When you spot the word "Algiers" in a line of the data below, copy that line.

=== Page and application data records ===
· · · ·
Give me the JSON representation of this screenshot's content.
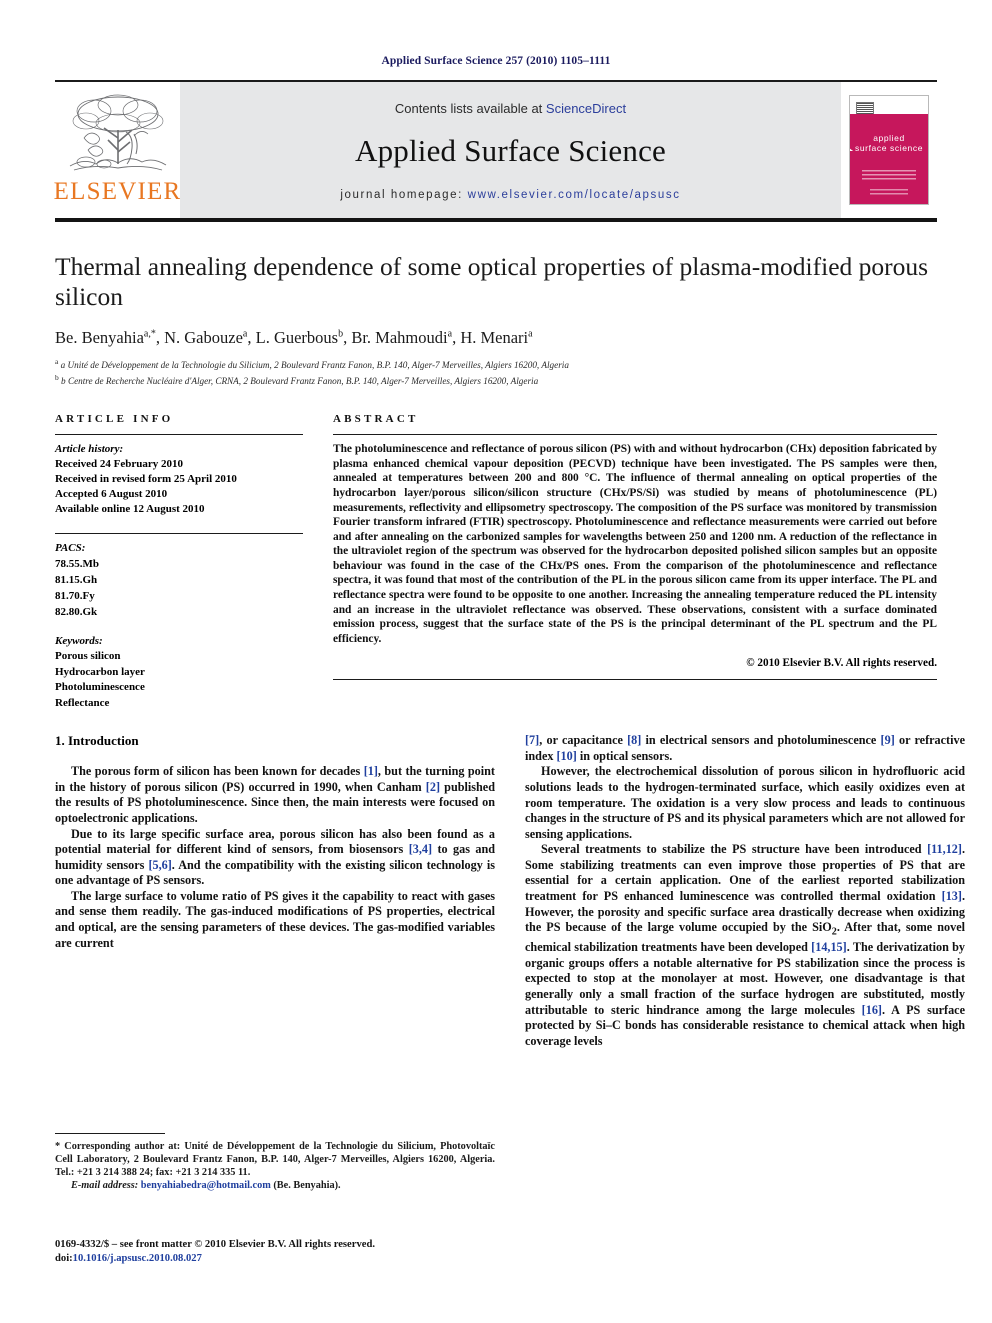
{
  "running_head": "Applied Surface Science 257 (2010) 1105–1111",
  "masthead": {
    "publisher_name": "ELSEVIER",
    "contents_prefix": "Contents lists available at ",
    "contents_link": "ScienceDirect",
    "journal_title": "Applied Surface Science",
    "homepage_prefix": "journal homepage:",
    "homepage_url": "www.elsevier.com/locate/apsusc",
    "cover_title_line1": "applied",
    "cover_title_line2": "surface science",
    "cover_color": "#C6175C",
    "link_color": "#2b3e9b",
    "brand_color": "#E87722"
  },
  "article": {
    "title": "Thermal annealing dependence of some optical properties of plasma-modified porous silicon",
    "authors": "Be. Benyahia a,*, N. Gabouze a, L. Guerbous b, Br. Mahmoudi a, H. Menari a",
    "affiliation_a": "a Unité de Développement de la Technologie du Silicium, 2 Boulevard Frantz Fanon, B.P. 140, Alger-7 Merveilles, Algiers 16200, Algeria",
    "affiliation_b": "b Centre de Recherche Nucléaire d'Alger, CRNA, 2 Boulevard Frantz Fanon, B.P. 140, Alger-7 Merveilles, Algiers 16200, Algeria"
  },
  "article_info": {
    "heading": "ARTICLE INFO",
    "history_title": "Article history:",
    "history": [
      "Received 24 February 2010",
      "Received in revised form 25 April 2010",
      "Accepted 6 August 2010",
      "Available online 12 August 2010"
    ],
    "pacs_title": "PACS:",
    "pacs": [
      "78.55.Mb",
      "81.15.Gh",
      "81.70.Fy",
      "82.80.Gk"
    ],
    "keywords_title": "Keywords:",
    "keywords": [
      "Porous silicon",
      "Hydrocarbon layer",
      "Photoluminescence",
      "Reflectance"
    ]
  },
  "abstract": {
    "heading": "ABSTRACT",
    "text": "The photoluminescence and reflectance of porous silicon (PS) with and without hydrocarbon (CHx) deposition fabricated by plasma enhanced chemical vapour deposition (PECVD) technique have been investigated. The PS samples were then, annealed at temperatures between 200 and 800 °C. The influence of thermal annealing on optical properties of the hydrocarbon layer/porous silicon/silicon structure (CHx/PS/Si) was studied by means of photoluminescence (PL) measurements, reflectivity and ellipsometry spectroscopy. The composition of the PS surface was monitored by transmission Fourier transform infrared (FTIR) spectroscopy. Photoluminescence and reflectance measurements were carried out before and after annealing on the carbonized samples for wavelengths between 250 and 1200 nm. A reduction of the reflectance in the ultraviolet region of the spectrum was observed for the hydrocarbon deposited polished silicon samples but an opposite behaviour was found in the case of the CHx/PS ones. From the comparison of the photoluminescence and reflectance spectra, it was found that most of the contribution of the PL in the porous silicon came from its upper interface. The PL and reflectance spectra were found to be opposite to one another. Increasing the annealing temperature reduced the PL intensity and an increase in the ultraviolet reflectance was observed. These observations, consistent with a surface dominated emission process, suggest that the surface state of the PS is the principal determinant of the PL spectrum and the PL efficiency.",
    "copyright": "© 2010 Elsevier B.V. All rights reserved."
  },
  "introduction": {
    "heading": "1.  Introduction",
    "left_paragraphs": [
      "The porous form of silicon has been known for decades [1], but the turning point in the history of porous silicon (PS) occurred in 1990, when Canham [2] published the results of PS photoluminescence. Since then, the main interests were focused on optoelectronic applications.",
      "Due to its large specific surface area, porous silicon has also been found as a potential material for different kind of sensors, from biosensors [3,4] to gas and humidity sensors [5,6]. And the compatibility with the existing silicon technology is one advantage of PS sensors.",
      "The large surface to volume ratio of PS gives it the capability to react with gases and sense them readily. The gas-induced modifications of PS properties, electrical and optical, are the sensing parameters of these devices. The gas-modified variables are current"
    ],
    "right_paragraphs": [
      "[7], or capacitance [8] in electrical sensors and photoluminescence [9] or refractive index [10] in optical sensors.",
      "However, the electrochemical dissolution of porous silicon in hydrofluoric acid solutions leads to the hydrogen-terminated surface, which easily oxidizes even at room temperature. The oxidation is a very slow process and leads to continuous changes in the structure of PS and its physical parameters which are not allowed for sensing applications.",
      "Several treatments to stabilize the PS structure have been introduced [11,12]. Some stabilizing treatments can even improve those properties of PS that are essential for a certain application. One of the earliest reported stabilization treatment for PS enhanced luminescence was controlled thermal oxidation [13]. However, the porosity and specific surface area drastically decrease when oxidizing the PS because of the large volume occupied by the SiO2. After that, some novel chemical stabilization treatments have been developed [14,15]. The derivatization by organic groups offers a notable alternative for PS stabilization since the process is expected to stop at the monolayer at most. However, one disadvantage is that generally only a small fraction of the surface hydrogen are substituted, mostly attributable to steric hindrance among the large molecules [16]. A PS surface protected by Si–C bonds has considerable resistance to chemical attack when high coverage levels"
    ]
  },
  "footnotes": {
    "corresponding": "* Corresponding author at: Unité de Développement de la Technologie du Silicium, Photovoltaïc Cell Laboratory, 2 Boulevard Frantz Fanon, B.P. 140, Alger-7 Merveilles, Algiers 16200, Algeria. Tel.: +21 3 214 388 24; fax: +21 3 214 335 11.",
    "email_label": "E-mail address:",
    "email": "benyahiabedra@hotmail.com",
    "email_owner": "(Be. Benyahia).",
    "front_matter": "0169-4332/$ – see front matter © 2010 Elsevier B.V. All rights reserved.",
    "doi_label": "doi:",
    "doi": "10.1016/j.apsusc.2010.08.027"
  }
}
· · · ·
=== EXERCISE RESULT ===
    "affiliation_a": "a Unité de Développement de la Technologie du Silicium, 2 Boulevard Frantz Fanon, B.P. 140, Alger-7 Merveilles, Algiers 16200, Algeria",
    "affiliation_b": "b Centre de Recherche Nucléaire d'Alger, CRNA, 2 Boulevard Frantz Fanon, B.P. 140, Alger-7 Merveilles, Algiers 16200, Algeria"
    "corresponding": "* Corresponding author at: Unité de Développement de la Technologie du Silicium, Photovoltaïc Cell Laboratory, 2 Boulevard Frantz Fanon, B.P. 140, Alger-7 Merveilles, Algiers 16200, Algeria. Tel.: +21 3 214 388 24; fax: +21 3 214 335 11.",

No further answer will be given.